EXERCISE DATA START
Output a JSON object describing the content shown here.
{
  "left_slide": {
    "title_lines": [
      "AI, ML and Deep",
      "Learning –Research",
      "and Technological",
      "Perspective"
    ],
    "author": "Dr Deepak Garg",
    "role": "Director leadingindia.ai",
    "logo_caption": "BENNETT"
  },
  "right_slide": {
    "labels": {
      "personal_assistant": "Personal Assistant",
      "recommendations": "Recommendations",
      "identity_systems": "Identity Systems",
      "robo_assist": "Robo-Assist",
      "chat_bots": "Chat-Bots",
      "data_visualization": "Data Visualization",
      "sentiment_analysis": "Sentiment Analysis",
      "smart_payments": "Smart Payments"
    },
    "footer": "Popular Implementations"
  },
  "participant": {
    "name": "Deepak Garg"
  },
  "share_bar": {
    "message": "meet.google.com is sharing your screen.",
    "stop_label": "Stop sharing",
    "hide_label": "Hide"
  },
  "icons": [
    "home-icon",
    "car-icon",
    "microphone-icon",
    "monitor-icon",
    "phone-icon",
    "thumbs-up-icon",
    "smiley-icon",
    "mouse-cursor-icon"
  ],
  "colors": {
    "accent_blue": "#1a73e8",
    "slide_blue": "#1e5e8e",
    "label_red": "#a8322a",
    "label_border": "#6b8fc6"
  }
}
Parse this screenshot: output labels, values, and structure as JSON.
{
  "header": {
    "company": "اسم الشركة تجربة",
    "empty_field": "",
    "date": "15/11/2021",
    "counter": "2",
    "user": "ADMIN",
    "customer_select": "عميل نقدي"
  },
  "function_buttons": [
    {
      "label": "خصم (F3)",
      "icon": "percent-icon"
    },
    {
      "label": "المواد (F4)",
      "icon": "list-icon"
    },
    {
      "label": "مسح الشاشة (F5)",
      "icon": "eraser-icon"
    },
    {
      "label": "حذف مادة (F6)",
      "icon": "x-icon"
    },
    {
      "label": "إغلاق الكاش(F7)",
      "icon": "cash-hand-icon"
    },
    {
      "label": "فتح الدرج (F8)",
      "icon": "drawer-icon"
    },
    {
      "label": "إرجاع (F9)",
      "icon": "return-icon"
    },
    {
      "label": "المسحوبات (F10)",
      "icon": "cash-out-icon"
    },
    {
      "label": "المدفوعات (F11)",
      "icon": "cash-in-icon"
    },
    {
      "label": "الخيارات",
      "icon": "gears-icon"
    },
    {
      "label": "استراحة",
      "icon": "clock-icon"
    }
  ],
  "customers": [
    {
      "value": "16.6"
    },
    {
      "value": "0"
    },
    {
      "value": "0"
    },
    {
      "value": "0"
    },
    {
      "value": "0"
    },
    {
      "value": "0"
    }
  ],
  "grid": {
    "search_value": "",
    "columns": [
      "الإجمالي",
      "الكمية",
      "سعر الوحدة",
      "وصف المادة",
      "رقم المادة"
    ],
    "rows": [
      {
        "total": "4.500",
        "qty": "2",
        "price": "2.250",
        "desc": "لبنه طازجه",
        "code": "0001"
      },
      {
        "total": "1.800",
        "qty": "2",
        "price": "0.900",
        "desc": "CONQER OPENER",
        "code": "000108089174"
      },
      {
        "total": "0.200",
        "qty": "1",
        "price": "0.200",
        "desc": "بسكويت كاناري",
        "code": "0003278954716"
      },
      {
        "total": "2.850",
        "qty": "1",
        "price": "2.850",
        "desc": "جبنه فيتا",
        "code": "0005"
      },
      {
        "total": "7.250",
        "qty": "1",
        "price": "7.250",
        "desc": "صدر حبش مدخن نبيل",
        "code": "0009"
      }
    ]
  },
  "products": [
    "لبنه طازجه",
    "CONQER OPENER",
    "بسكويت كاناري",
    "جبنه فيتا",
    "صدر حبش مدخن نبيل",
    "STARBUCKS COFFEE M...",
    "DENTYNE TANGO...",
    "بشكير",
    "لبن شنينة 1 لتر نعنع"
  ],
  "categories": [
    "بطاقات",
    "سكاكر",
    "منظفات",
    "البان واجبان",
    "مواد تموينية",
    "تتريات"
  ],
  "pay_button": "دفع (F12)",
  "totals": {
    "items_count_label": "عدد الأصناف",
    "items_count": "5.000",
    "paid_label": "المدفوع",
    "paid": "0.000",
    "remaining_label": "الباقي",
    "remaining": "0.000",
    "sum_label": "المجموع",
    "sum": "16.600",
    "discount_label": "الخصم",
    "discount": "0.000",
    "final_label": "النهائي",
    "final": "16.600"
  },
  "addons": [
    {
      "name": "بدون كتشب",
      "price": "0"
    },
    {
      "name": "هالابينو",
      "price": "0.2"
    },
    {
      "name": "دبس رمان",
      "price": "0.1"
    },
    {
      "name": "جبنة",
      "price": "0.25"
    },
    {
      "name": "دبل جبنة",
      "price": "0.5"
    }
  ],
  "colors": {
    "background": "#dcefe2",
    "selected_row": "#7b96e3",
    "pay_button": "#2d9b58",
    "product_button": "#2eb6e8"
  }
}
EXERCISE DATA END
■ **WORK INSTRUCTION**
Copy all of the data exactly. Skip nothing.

■ **TASK OUTPUT**
Output a JSON object describing the content shown here.
{
  "left_slide": {
    "title_lines": [
      "AI, ML and Deep",
      "Learning –Research",
      "and Technological",
      "Perspective"
    ],
    "author": "Dr Deepak Garg",
    "role": "Director leadingindia.ai",
    "logo_caption": "BENNETT"
  },
  "right_slide": {
    "labels": {
      "personal_assistant": "Personal Assistant",
      "recommendations": "Recommendations",
      "identity_systems": "Identity Systems",
      "robo_assist": "Robo-Assist",
      "chat_bots": "Chat-Bots",
      "data_visualization": "Data Visualization",
      "sentiment_analysis": "Sentiment Analysis",
      "smart_payments": "Smart Payments"
    },
    "footer": "Popular Implementations"
  },
  "participant": {
    "name": "Deepak Garg"
  },
  "share_bar": {
    "message": "meet.google.com is sharing your screen.",
    "stop_label": "Stop sharing",
    "hide_label": "Hide"
  },
  "icons": [
    "home-icon",
    "car-icon",
    "microphone-icon",
    "monitor-icon",
    "phone-icon",
    "thumbs-up-icon",
    "smiley-icon",
    "mouse-cursor-icon"
  ],
  "colors": {
    "accent_blue": "#1a73e8",
    "slide_blue": "#1e5e8e",
    "label_red": "#a8322a",
    "label_border": "#6b8fc6"
  }
}
Parse this screenshot: output labels, values, and structure as JSON.
{
  "header": {
    "company": "اسم الشركة تجربة",
    "empty_field": "",
    "date": "15/11/2021",
    "counter": "2",
    "user": "ADMIN",
    "customer_select": "عميل نقدي"
  },
  "function_buttons": [
    {
      "label": "خصم (F3)",
      "icon": "percent-icon"
    },
    {
      "label": "المواد (F4)",
      "icon": "list-icon"
    },
    {
      "label": "مسح الشاشة (F5)",
      "icon": "eraser-icon"
    },
    {
      "label": "حذف مادة (F6)",
      "icon": "x-icon"
    },
    {
      "label": "إغلاق الكاش(F7)",
      "icon": "cash-hand-icon"
    },
    {
      "label": "فتح الدرج (F8)",
      "icon": "drawer-icon"
    },
    {
      "label": "إرجاع (F9)",
      "icon": "return-icon"
    },
    {
      "label": "المسحوبات (F10)",
      "icon": "cash-out-icon"
    },
    {
      "label": "المدفوعات (F11)",
      "icon": "cash-in-icon"
    },
    {
      "label": "الخيارات",
      "icon": "gears-icon"
    },
    {
      "label": "استراحة",
      "icon": "clock-icon"
    }
  ],
  "customers": [
    {
      "value": "16.6"
    },
    {
      "value": "0"
    },
    {
      "value": "0"
    },
    {
      "value": "0"
    },
    {
      "value": "0"
    },
    {
      "value": "0"
    }
  ],
  "grid": {
    "search_value": "",
    "columns": [
      "الإجمالي",
      "الكمية",
      "سعر الوحدة",
      "وصف المادة",
      "رقم المادة"
    ],
    "rows": [
      {
        "total": "4.500",
        "qty": "2",
        "price": "2.250",
        "desc": "لبنه طازجه",
        "code": "0001"
      },
      {
        "total": "1.800",
        "qty": "2",
        "price": "0.900",
        "desc": "CONQER OPENER",
        "code": "000108089174"
      },
      {
        "total": "0.200",
        "qty": "1",
        "price": "0.200",
        "desc": "بسكويت كاناري",
        "code": "0003278954716"
      },
      {
        "total": "2.850",
        "qty": "1",
        "price": "2.850",
        "desc": "جبنه فيتا",
        "code": "0005"
      },
      {
        "total": "7.250",
        "qty": "1",
        "price": "7.250",
        "desc": "صدر حبش مدخن نبيل",
        "code": "0009"
      }
    ]
  },
  "products": [
    "لبنه طازجه",
    "CONQER OPENER",
    "بسكويت كاناري",
    "جبنه فيتا",
    "صدر حبش مدخن نبيل",
    "STARBUCKS COFFEE M...",
    "DENTYNE TANGO...",
    "بشكير",
    "لبن شنينة 1 لتر نعنع"
  ],
  "categories": [
    "بطاقات",
    "سكاكر",
    "منظفات",
    "البان واجبان",
    "مواد تموينية",
    "تتريات"
  ],
  "pay_button": "دفع (F12)",
  "totals": {
    "items_count_label": "عدد الأصناف",
    "items_count": "5.000",
    "paid_label": "المدفوع",
    "paid": "0.000",
    "remaining_label": "الباقي",
    "remaining": "0.000",
    "sum_label": "المجموع",
    "sum": "16.600",
    "discount_label": "الخصم",
    "discount": "0.000",
    "final_label": "النهائي",
    "final": "16.600"
  },
  "addons": [
    {
      "name": "بدون كتشب",
      "price": "0"
    },
    {
      "name": "هالابينو",
      "price": "0.2"
    },
    {
      "name": "دبس رمان",
      "price": "0.1"
    },
    {
      "name": "جبنة",
      "price": "0.25"
    },
    {
      "name": "دبل جبنة",
      "price": "0.5"
    }
  ],
  "colors": {
    "background": "#dcefe2",
    "selected_row": "#7b96e3",
    "pay_button": "#2d9b58",
    "product_button": "#2eb6e8"
  }
}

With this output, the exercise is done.